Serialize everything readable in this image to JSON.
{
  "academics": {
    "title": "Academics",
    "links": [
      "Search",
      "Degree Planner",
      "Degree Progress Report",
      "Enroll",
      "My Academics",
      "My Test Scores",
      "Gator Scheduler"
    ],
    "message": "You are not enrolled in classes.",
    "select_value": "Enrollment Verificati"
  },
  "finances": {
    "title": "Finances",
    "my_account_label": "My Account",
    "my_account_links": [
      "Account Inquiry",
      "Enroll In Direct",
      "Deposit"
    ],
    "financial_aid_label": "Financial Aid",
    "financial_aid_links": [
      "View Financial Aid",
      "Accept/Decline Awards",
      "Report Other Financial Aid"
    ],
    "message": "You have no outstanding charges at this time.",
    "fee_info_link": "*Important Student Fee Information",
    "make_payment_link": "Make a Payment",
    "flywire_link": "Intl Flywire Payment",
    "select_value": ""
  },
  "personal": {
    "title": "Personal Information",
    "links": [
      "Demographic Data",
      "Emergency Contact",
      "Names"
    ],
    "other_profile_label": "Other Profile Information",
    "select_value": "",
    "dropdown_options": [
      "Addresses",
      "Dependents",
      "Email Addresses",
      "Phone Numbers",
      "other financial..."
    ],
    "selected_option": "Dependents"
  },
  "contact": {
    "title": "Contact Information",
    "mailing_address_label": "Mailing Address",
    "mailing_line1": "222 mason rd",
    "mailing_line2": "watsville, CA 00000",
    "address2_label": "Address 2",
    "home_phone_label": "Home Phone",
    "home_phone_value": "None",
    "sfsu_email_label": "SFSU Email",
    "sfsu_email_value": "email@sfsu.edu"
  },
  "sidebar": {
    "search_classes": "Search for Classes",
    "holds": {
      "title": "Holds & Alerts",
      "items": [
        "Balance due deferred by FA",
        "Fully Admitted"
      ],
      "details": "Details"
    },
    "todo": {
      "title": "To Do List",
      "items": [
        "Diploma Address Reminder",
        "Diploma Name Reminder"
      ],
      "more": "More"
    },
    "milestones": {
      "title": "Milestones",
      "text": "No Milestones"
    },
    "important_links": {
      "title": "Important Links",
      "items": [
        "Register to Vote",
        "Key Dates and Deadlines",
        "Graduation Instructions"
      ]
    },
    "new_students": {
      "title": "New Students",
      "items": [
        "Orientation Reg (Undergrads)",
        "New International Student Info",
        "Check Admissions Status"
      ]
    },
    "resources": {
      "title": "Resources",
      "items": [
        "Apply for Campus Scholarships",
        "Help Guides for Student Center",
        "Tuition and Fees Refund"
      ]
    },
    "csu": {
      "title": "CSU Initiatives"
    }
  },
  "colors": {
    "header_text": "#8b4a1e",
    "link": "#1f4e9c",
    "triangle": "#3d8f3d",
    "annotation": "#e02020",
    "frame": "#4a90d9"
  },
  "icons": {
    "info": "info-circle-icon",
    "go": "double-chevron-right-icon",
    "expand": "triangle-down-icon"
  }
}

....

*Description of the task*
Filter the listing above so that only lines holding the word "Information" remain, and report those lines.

*Your response*
    "fee_info_link": "*Important Student Fee Information",
    "title": "Personal Information",
    "other_profile_label": "Other Profile Information",
    "title": "Contact Information",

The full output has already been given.